The Importance of the “Image of God” for Today

James Hassell   -  

Any reference to the “image of God” in people may seem a little mundane those who have even the most basic biblical knowledge. Deeper reflection however on what the image of God means for us today may increase exponentially the power of our witness for Christ.

So, what is the image of God? The term appears in the first chapter of the Bible (Genesis 1:26-28). At its simplest level, the image of God means that human beings not only relate to the animal kingdom but also they become distinctive in that they communicate effectively and have the ability to perform an activity called “self-transcendence.” Self-transcendence means that we can think beyond ourselves, or outside the confines of our bodies and ecosystems. For example, the Mars Rover is taking and sending back to us spectacular pictures due to people who have, for many years, been able to think clearly about landing a spacecraft on Mars. Your dog or cat simply cannot do this!

The image of God also refers to the responsibilities of human beings. We are to represent God, to be God’s ambassadors among the creation and other creatures. This specific point about the image of God gets us to some particularly applicable and important concepts that impact our everyday witness. To be responsible, for the Christian, means to fulfill one’s obligation to love God and to love neighbor. Recognizing the image of God in others goes a long way in alleviating some of our significant social ills today. We are to relate to our neighbors not as “things,” or “it” but as living, breathing people worth our time and service. There is, however, one big hitch called sin. Sin has corrupted our files. While sin has marred the image of God in us, it has not destroyed the image. We do however need help!

But there’s the rub. Some persons today have been so affected by sin that they simply neither recognize the image of God in others nor perceive of any use to be freed from their slavery to sin. We have some of the ancient Greek philosophers to thank for much of this. Without getting too technical, teachers such as Plato, Aristotle, and the Stoics basically taught that mind and body were separate. The rational, self-transcendent mind therefore was considered “better” than the body, with its evil impulses. In this scenario, the mind is at war with the body, and there is no solution except to equate one’s mind with God (or a god) and to try and think oneself to a better life. The Greeks also had no frame of reference for an afterlife and were vexed by both the brevity of life, the ills of the body, and the impossibility of escaping death.

It doesn’t take a rocket scientist to see the impacts of classical thought about humankind on people around us. Why is being right or getting the most education and most money seen as the highest good today? Why is the so much violence in the streets? It really all has to do with sin. When people view their thinking as the most rational, or the most transcendent, then they equate themselves with the divine and thus act in condescending ways towards others who have not arrived at their supposed level of rationalism.

The Christian way is much different. The image of God has been deeply marred in us by our own sin. We see no dichotomy between the body, soul, mind, and strength.

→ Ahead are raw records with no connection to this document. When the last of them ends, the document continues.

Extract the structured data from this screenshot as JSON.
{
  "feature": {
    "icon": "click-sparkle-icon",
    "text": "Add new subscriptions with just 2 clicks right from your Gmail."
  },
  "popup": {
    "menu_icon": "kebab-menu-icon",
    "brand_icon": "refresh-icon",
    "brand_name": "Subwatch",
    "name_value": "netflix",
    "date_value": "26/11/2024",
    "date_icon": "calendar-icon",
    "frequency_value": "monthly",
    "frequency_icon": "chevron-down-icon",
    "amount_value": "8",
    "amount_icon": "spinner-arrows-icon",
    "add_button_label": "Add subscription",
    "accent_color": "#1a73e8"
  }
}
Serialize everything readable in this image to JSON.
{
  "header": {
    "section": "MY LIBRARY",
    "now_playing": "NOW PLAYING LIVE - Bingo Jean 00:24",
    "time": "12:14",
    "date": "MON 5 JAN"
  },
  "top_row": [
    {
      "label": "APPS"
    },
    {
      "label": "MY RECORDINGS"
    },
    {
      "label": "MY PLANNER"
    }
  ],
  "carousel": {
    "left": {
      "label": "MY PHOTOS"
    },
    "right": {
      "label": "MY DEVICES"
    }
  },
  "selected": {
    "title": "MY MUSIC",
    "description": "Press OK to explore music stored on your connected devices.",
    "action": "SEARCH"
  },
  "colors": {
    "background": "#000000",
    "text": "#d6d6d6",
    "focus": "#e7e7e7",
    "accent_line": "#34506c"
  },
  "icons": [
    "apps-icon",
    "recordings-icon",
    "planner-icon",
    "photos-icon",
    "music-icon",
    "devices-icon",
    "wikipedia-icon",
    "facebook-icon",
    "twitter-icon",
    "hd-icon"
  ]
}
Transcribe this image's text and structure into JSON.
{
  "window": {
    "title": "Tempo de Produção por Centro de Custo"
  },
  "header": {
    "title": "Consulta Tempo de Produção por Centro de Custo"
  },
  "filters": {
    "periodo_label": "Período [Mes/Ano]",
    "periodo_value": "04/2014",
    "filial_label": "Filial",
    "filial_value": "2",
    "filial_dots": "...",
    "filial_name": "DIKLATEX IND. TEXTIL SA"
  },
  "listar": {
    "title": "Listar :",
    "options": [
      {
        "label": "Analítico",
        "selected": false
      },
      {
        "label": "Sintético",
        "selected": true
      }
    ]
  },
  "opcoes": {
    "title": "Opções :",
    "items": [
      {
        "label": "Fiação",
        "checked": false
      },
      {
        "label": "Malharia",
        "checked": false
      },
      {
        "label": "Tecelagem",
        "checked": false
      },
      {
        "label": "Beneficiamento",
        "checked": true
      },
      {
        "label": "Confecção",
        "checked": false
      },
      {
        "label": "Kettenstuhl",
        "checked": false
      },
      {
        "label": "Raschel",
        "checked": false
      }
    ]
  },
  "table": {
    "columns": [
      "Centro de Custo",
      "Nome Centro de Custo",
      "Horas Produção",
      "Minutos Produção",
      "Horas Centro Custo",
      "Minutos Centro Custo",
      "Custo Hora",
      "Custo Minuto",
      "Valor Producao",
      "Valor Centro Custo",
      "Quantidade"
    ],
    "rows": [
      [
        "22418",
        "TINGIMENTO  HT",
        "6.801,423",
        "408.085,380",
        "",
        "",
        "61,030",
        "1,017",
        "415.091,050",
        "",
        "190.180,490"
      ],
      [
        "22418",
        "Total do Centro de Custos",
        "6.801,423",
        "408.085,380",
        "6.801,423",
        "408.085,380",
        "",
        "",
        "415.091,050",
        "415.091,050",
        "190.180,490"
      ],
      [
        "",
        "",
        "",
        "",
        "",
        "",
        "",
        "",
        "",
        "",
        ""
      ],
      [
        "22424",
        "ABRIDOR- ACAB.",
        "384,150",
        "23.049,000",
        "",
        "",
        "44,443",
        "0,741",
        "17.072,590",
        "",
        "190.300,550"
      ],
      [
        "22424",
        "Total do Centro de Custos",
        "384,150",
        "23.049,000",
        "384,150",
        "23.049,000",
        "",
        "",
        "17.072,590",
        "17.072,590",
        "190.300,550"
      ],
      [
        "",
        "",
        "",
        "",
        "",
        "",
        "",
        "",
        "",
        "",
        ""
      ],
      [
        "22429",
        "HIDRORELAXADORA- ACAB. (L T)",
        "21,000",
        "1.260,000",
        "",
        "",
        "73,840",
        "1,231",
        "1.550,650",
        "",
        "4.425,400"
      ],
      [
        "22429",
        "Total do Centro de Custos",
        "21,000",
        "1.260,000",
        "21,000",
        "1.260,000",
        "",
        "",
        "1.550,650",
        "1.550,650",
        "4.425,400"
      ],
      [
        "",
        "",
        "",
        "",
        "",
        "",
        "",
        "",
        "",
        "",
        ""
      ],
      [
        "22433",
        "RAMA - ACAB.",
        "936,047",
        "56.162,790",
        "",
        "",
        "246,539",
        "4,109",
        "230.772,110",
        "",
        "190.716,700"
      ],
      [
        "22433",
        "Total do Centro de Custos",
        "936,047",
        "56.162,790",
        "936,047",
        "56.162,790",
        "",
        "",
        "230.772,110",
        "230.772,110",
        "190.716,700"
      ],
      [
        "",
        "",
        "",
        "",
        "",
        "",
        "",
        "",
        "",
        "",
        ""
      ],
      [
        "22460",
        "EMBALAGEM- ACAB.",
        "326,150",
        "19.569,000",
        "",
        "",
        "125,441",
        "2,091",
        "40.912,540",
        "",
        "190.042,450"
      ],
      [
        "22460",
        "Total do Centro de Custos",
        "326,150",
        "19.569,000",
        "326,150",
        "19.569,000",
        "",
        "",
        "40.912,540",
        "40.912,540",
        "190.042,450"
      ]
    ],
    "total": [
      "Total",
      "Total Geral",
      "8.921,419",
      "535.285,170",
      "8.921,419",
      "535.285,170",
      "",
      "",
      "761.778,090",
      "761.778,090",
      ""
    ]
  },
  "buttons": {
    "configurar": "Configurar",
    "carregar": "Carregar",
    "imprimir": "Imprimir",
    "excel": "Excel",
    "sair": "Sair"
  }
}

All of us have all sinned and fallen short of God’s glory. To understand ourselves, we must start to relate to God as we are: sinners. This means that we come to God without pretending to be God. Only faith—totally dependence and obedience in Christ—restores what has been lost due to sin.